The City-watchdog has created an advice route for mortgage prisoners as it shook up its lending rules for borrowers blocked from switching to a cheaper policy.
In a policy statement published today (October 28), the Financial Conduct Authority confirmed it had removed some of the barriers that had stopped so-called mortgage prisoners from finding a cheaper mortgage deal than the one they were on.
This was in line with the new affordability rules proposed in its consultation earlier this year which will allow lenders to carry out a ‘modified affordability assessment’ for mortgage prisoners, providing they are up to date with their mortgage payments, do not want to borrow more money, and are looking to remortgage rather than move home.
Instead of requiring lenders to look at whether consumers can afford a new mortgage policy by using stress testing, income checks and expenditure analysis, under the new rules they will only have to check the new policy has a lower total expected cost and lower interest rate than the current mortgage.
But the FCA went a step further, adding a condition to the rules which allow mortgage prisoners to borrow more money in order to fund advice fees.
This means consumers can ensure they switch to a suitable policy and do not have to stump up the cost for this advice as a lump sum but can split it over their mortgage term.

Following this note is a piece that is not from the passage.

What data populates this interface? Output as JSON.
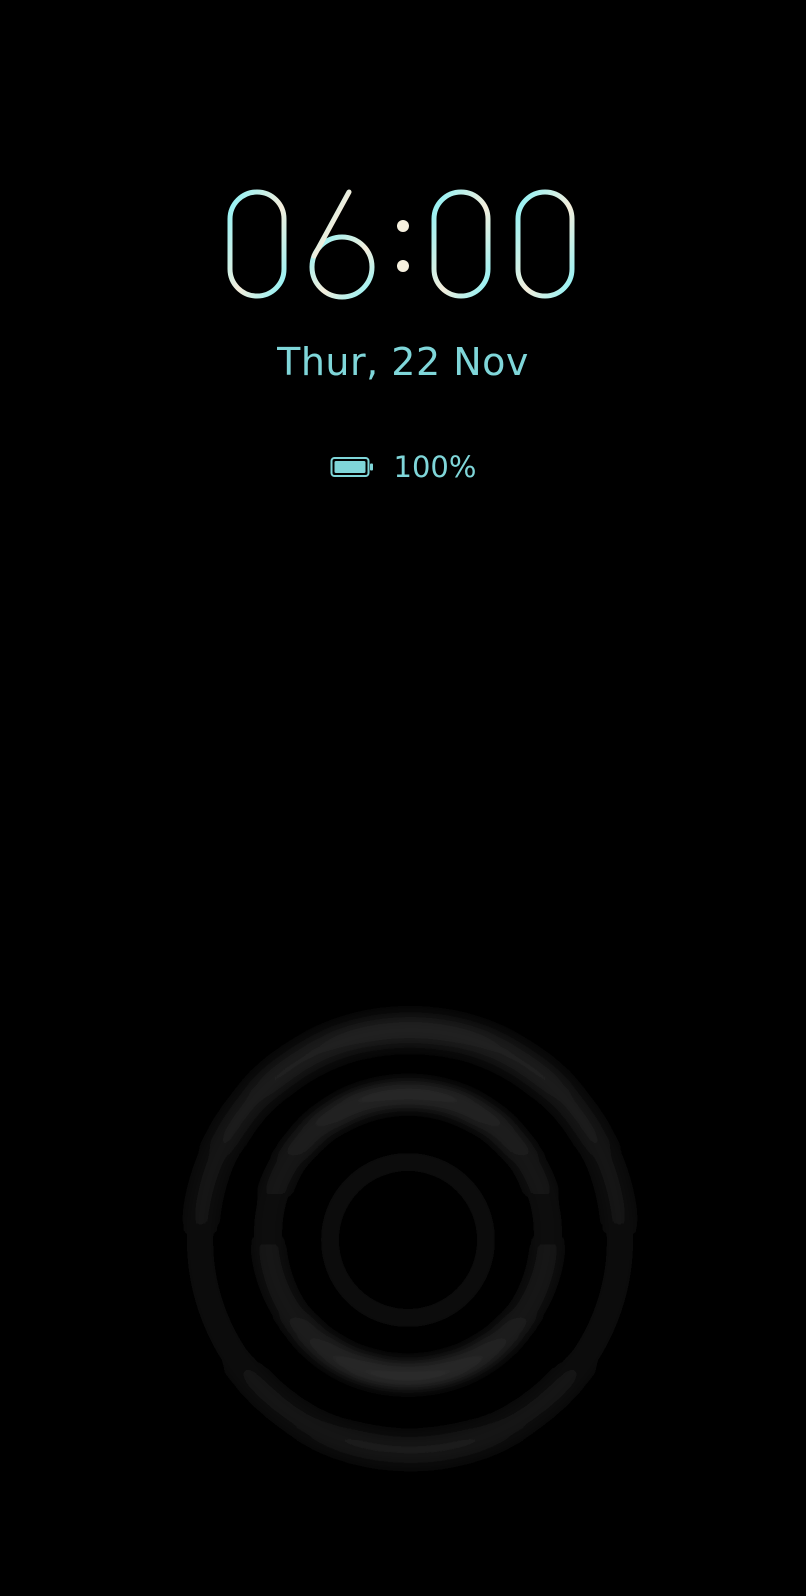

The consumers these new rules apply to are those that find themselves locked in their mortgage when they could potentially get a cheaper deal elsewhere, often dubbed mortgage prisoners.
This concerns predominantly consumers who took out a mortgage before the financial crisis but are now blocked from switching due to stricter lending rules, or because their loan was sold to an inactive lender.
Such consumers were previously often told by lenders they could not afford the new deal under the lending rules despite the new policy having cheaper monthly payments than their existing one and the borrower having continually paid off their monthly bill and stayed out of arrears.
Today the FCA also enforced rules which mean inactive lenders and unregulated entities must review their customer books and contact consumers that might fall into the mortgage prisoner category..
These include customers of old Northern Rock and Bradford & Bingley loans, which were bought by the government as part of a rescue package after the financial crash but later sold on to unregulated firms.
Christopher Woolard, executive director of strategy and competition at the FCA, said: “Responsible lending is hugely important, and unaffordable borrowing is a cause of significant harm.
“Mortgage prisoners are often stuck on more expensive mortgages. We are removing barriers to switching in our rules and we would like to see firms make changes to their own processes quickly in order that customers can benefit as soon as possible.”
How to handle mortgages held by unregulated entities became a sticking point for the FCA in recent years and in June the regulator’s chief executive Andrew Bailey to the Treasury select committee the watchdog was "taking seriously" the option of extending its regulatory perimeter to help such mortgage prisoners.